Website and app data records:

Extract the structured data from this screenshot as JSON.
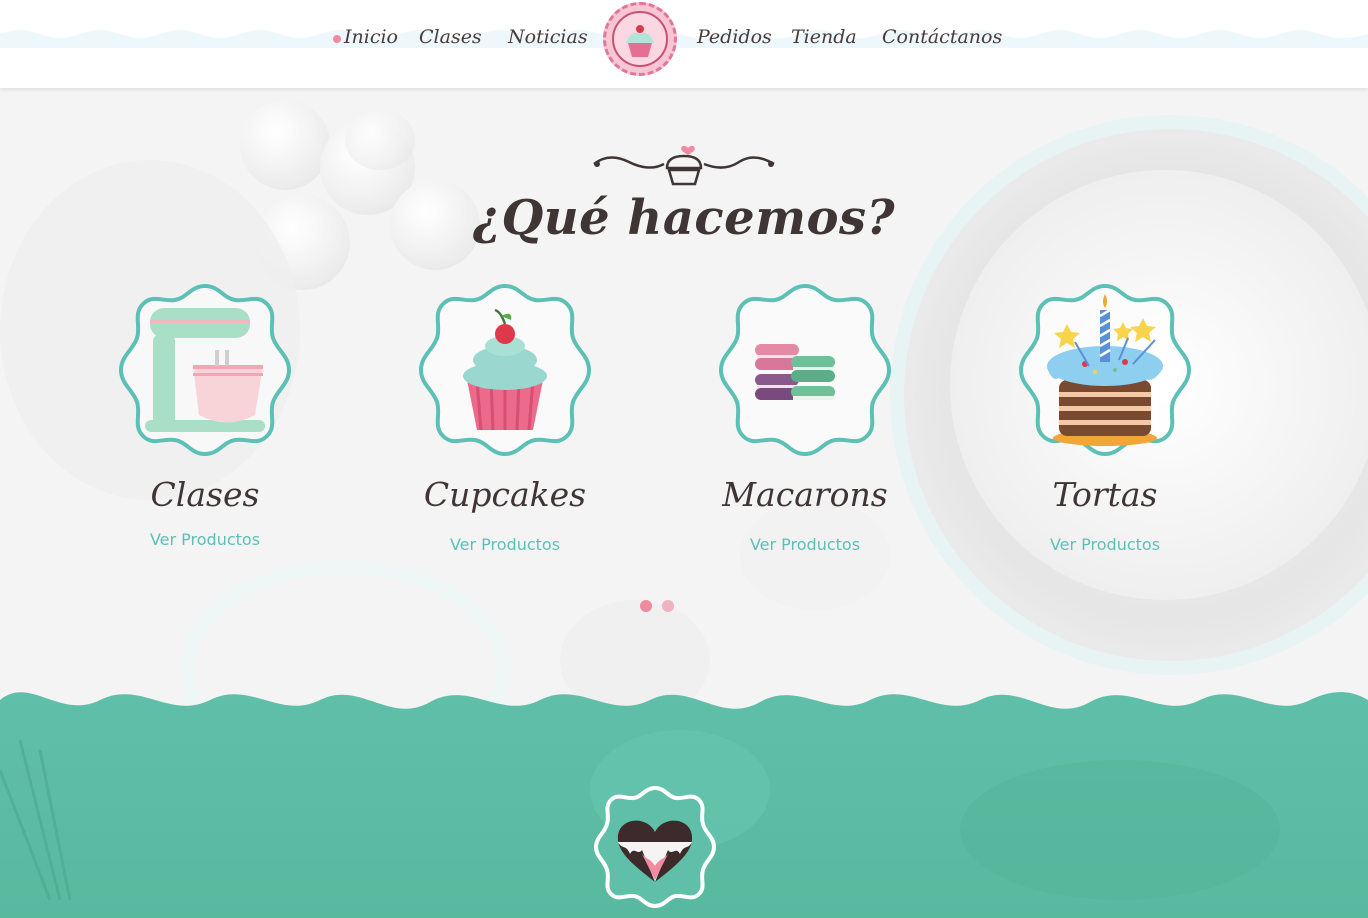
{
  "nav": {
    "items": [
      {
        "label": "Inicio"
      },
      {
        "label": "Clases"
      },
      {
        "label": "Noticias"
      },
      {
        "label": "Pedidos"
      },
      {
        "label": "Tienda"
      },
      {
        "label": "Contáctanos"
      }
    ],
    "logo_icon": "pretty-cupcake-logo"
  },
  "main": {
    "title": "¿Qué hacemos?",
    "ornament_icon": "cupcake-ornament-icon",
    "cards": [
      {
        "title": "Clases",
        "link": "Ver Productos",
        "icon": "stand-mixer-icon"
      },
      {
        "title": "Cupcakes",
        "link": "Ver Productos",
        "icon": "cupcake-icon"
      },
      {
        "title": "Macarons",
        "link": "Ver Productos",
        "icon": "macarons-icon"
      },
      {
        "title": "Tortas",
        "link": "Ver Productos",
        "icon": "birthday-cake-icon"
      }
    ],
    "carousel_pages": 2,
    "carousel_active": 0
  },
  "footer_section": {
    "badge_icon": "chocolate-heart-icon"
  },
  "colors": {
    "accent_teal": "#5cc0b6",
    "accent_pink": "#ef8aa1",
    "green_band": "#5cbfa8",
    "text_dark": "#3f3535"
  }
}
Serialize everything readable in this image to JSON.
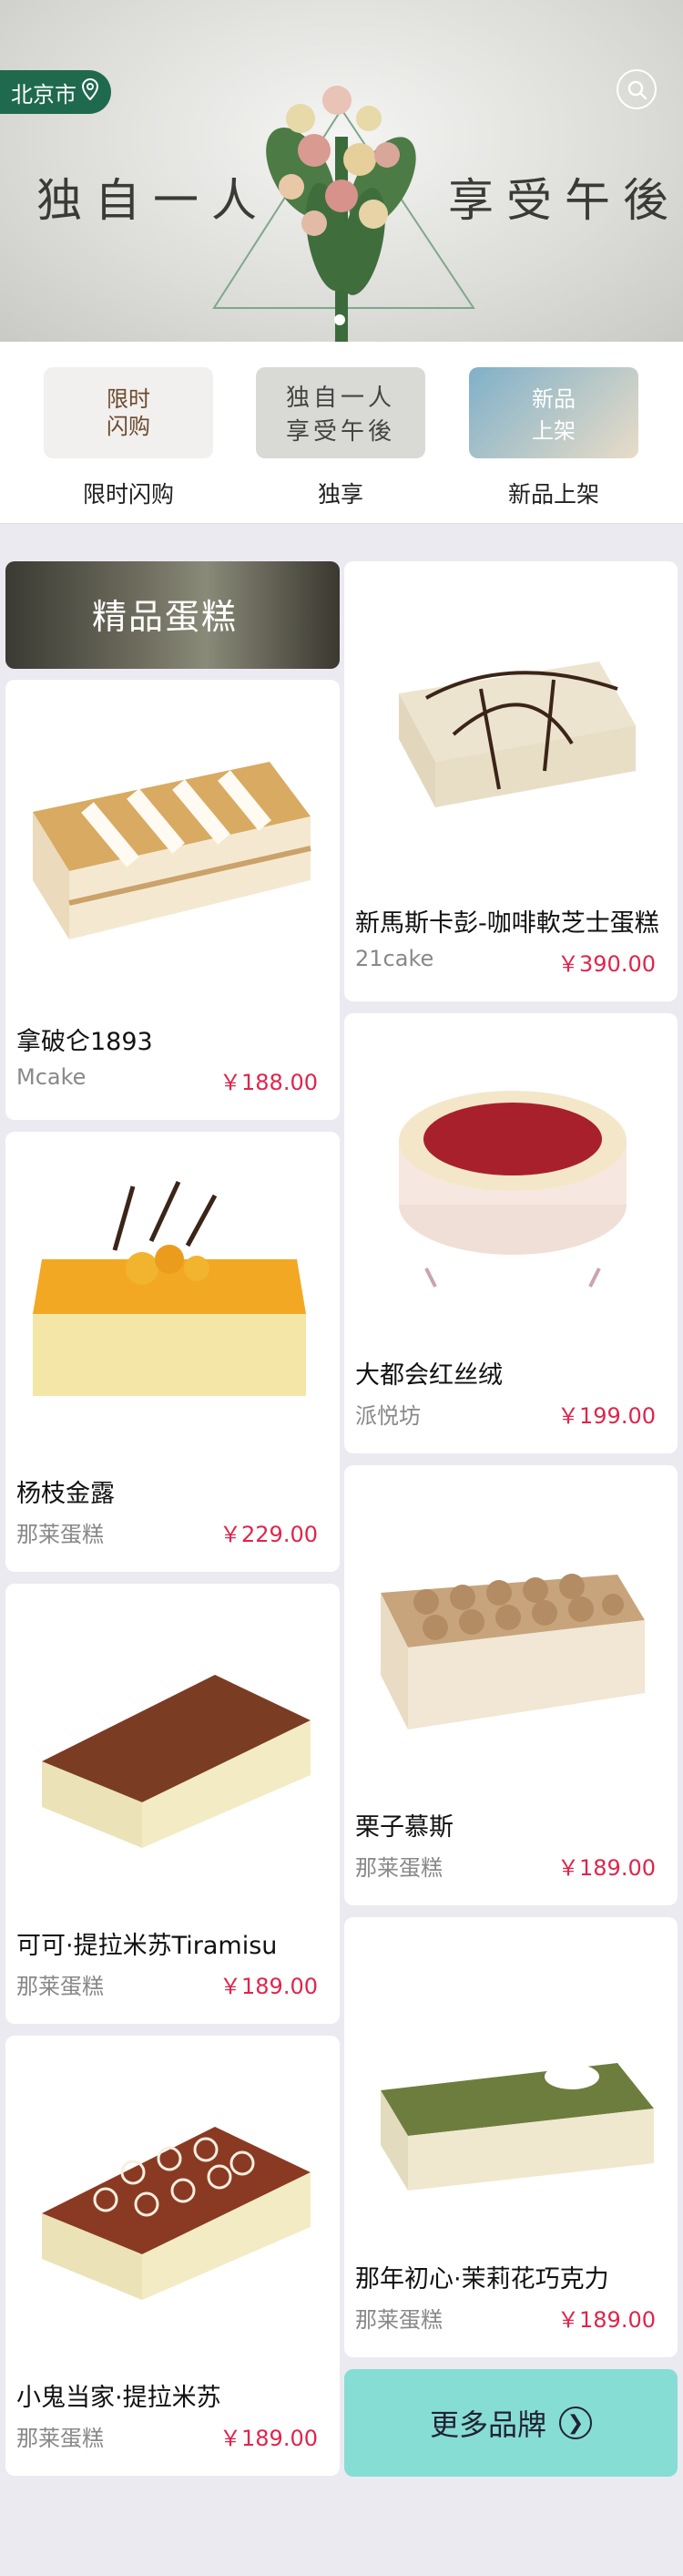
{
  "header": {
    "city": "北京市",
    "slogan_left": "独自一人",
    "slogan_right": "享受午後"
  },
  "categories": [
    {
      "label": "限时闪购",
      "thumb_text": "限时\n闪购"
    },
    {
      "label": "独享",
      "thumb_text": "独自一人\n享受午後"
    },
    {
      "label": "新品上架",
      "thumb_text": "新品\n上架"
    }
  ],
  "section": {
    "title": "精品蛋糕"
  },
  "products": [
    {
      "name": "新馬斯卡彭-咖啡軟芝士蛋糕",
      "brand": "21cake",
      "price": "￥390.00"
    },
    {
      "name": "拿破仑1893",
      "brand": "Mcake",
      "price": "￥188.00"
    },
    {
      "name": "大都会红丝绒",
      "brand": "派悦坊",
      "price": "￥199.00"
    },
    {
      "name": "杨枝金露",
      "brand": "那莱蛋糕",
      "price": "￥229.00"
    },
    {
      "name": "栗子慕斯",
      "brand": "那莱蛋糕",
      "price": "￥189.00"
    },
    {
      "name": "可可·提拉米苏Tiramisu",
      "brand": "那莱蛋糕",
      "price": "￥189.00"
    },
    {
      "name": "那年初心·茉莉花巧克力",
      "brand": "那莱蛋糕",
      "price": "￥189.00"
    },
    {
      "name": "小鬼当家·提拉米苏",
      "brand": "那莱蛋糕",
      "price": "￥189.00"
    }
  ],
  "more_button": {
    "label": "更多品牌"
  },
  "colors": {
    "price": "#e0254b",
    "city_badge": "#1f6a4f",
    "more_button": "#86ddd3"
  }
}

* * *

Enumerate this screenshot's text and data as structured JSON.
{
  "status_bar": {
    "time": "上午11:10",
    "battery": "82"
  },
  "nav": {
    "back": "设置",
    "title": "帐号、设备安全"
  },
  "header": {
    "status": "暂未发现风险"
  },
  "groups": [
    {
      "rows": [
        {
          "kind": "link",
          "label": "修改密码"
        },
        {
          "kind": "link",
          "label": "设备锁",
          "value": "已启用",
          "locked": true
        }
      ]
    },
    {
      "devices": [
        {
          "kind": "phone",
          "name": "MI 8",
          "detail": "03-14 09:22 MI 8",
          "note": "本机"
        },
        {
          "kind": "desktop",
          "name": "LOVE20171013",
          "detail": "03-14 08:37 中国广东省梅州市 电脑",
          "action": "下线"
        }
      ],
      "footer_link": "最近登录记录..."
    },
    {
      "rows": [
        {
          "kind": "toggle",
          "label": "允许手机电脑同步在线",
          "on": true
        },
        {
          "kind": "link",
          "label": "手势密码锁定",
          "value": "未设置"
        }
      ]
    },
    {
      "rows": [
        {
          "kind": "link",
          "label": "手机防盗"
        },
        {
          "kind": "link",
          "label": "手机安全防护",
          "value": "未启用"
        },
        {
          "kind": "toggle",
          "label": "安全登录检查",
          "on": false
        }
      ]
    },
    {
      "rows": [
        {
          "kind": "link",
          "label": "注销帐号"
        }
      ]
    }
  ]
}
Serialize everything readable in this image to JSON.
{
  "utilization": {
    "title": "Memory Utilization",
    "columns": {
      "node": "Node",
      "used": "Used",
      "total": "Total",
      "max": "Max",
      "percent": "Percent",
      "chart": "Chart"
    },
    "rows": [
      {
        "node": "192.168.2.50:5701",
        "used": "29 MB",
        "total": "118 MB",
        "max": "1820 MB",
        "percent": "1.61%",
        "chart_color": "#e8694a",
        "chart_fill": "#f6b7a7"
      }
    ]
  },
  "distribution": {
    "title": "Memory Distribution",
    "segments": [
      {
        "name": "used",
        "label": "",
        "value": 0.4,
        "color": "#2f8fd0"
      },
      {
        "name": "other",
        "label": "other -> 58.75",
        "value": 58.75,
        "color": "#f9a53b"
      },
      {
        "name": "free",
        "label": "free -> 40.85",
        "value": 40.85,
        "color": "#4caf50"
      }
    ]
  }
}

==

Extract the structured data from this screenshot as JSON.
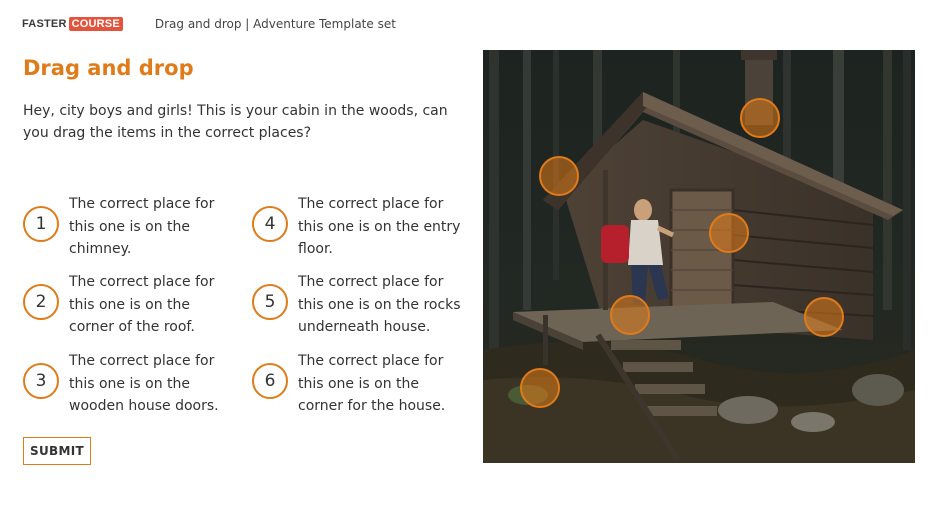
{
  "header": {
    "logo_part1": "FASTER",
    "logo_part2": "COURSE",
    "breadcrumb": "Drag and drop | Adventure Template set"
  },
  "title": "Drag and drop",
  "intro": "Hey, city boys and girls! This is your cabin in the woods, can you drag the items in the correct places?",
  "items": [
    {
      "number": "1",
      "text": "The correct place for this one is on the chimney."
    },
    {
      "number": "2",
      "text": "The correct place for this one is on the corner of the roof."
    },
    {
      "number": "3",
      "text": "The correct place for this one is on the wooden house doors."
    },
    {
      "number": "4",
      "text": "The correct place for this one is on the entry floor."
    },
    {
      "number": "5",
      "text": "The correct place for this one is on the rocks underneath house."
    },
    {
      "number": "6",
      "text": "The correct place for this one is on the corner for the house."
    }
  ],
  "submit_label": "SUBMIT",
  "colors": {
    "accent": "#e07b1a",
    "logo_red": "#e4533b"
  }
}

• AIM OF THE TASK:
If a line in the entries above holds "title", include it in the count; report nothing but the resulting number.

• RESULT OF THIS EXERCISE:
10